This isn’t your first graphic-novel adaptation, since you’ve also had the Odd Thomas series from Dynamite. What appeals to you about working in the graphic-novel format?

The Odd Thomas mangas actually aren’t adaptations of the novels. They’re new stories set in the Odd Thomas world, prior to the first novel. Prequels, more or less. Why do I like the format—because you get to see your stories rendered visually without having to go through a TV or film-studio executive. Consequently, my blood pressure remains 116 over 76, and I don’t start having homicidal thoughts.

How did you come to work on a modern retelling of the Frankenstein story in prose?

With a coproducer, I did a pitch, got a cable-TV deal, wrote a script, expanded it into two hours when they said they wanted the pilot that long, and felt we were on our way to a hit when Marty Scorsese, also a partner with us, said that if he were directing (he was executive-producing), he would shoot it scene for scene and word for word. But then my coproducer and the network decided we had to drop the humor, drop the love story between the two cops, drop all the nuance, and go for grunge and gore. I had to take my name off as creator, producer, and writer—perhaps the first time anyone has been able to expunge all three credits, even “created by,” according to Writers’ Guild rules. The TV pilot was a hopeless mess, and I wanted to see the original concept properly done, so I turned to the novels to realize it. Readers responded strongly, and I had great fun doing it.

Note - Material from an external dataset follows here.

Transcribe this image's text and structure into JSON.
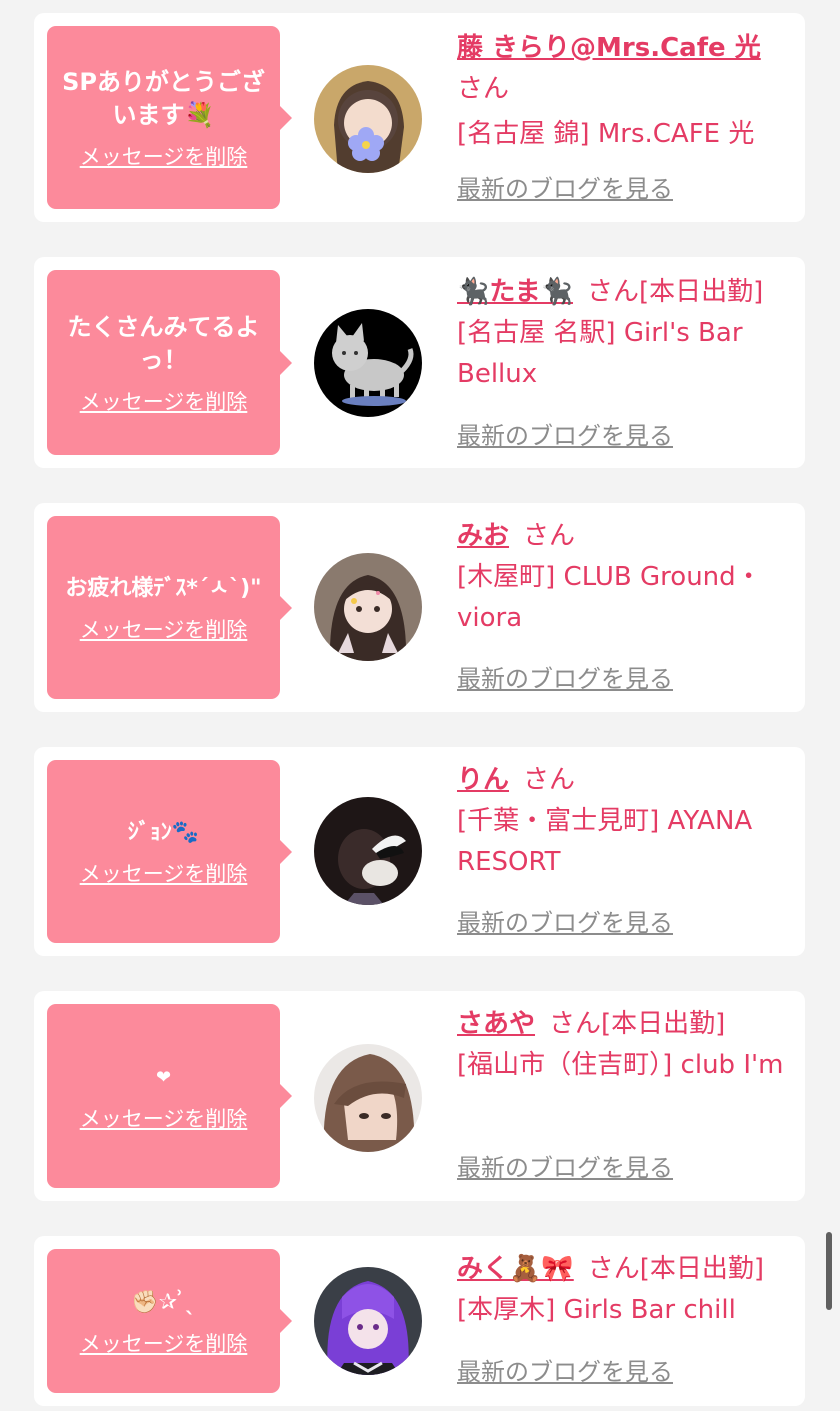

How would you describe the series for readers unfamiliar with it?

It’s a noir-suspense-adventure-fantasy-comic-police-procedural thriller with monsters. The inspiration was only in part the Mary Shelley novel. Equally influential, thematically, was C.S. Lewis’s The Abolition of Man, which is why each of the first three novel opens with a quote from that book.

Will there be graphic-novel adaptations of all your Frankenstein series?

If they sell, I would guess the answer is yes. If they don’t sell, then we have to find an insane billionaire to publish them anyway. Although there aren’t many billionaires, a significant minority of them appear to be insane, so we might have a good chance of finding a sugar daddy.

Is it interesting to see your work represented in this format? Do you find it captures the vision in your mind the way that you imagined it would?

As a stone Scrooge McDuck fan when young—and still—I wish there were a way to work ducks into the Frankenstein graphic novels, but given how many genres are already crossed in the books, perhaps that would be one web-footed creature too far. Otherwise, I think the writer and artist are doing a bang-up job. It’s not the same as the novels, but then it’s not possible that it could be. For one thing, doing an entire novel would take maybe 10 graphic novels instead of two or three. For another thing, the comic dialogue works best in a novel, where there’s room for it to breathe, though Chuck has captured some of the flavor of that.

          

What is the collaborative process on the graphic novels like? How are you and Chuck Dixon working together, and in turn how are you working with artist Scott Cohn?

Chuck writes the script, and I read it to approve. I seldom find anything to question. Scott’s drawings come to me at each stage, and I can approve or disapprove. But, look, these guys are the best at what they do, and I am a newcomer to this format. It would be absurd for me to think I can improve on what they do. I’m best served if I watch, learn, and keep my mouth shut.

Will there be any plot surprises (that you can reveal) for readers already familiar with the prose books?

I’m sure no one who’s read the books will expect SpongeBob SquarePants to make an appearance as a villain, but I’m hoping we can make that work.

What future plans for graphic novels do you have?

I’ve seen much of the work on the first graphic novel adapted from Fear Nothing, and it’s quite wonderful. And we’ve signed to do two more Odd Thomas mangas following In Odd We Trust and Odd Is on Our Side. That’s enough for now. I’ve got novels to write, after all.

 

-- John Hogan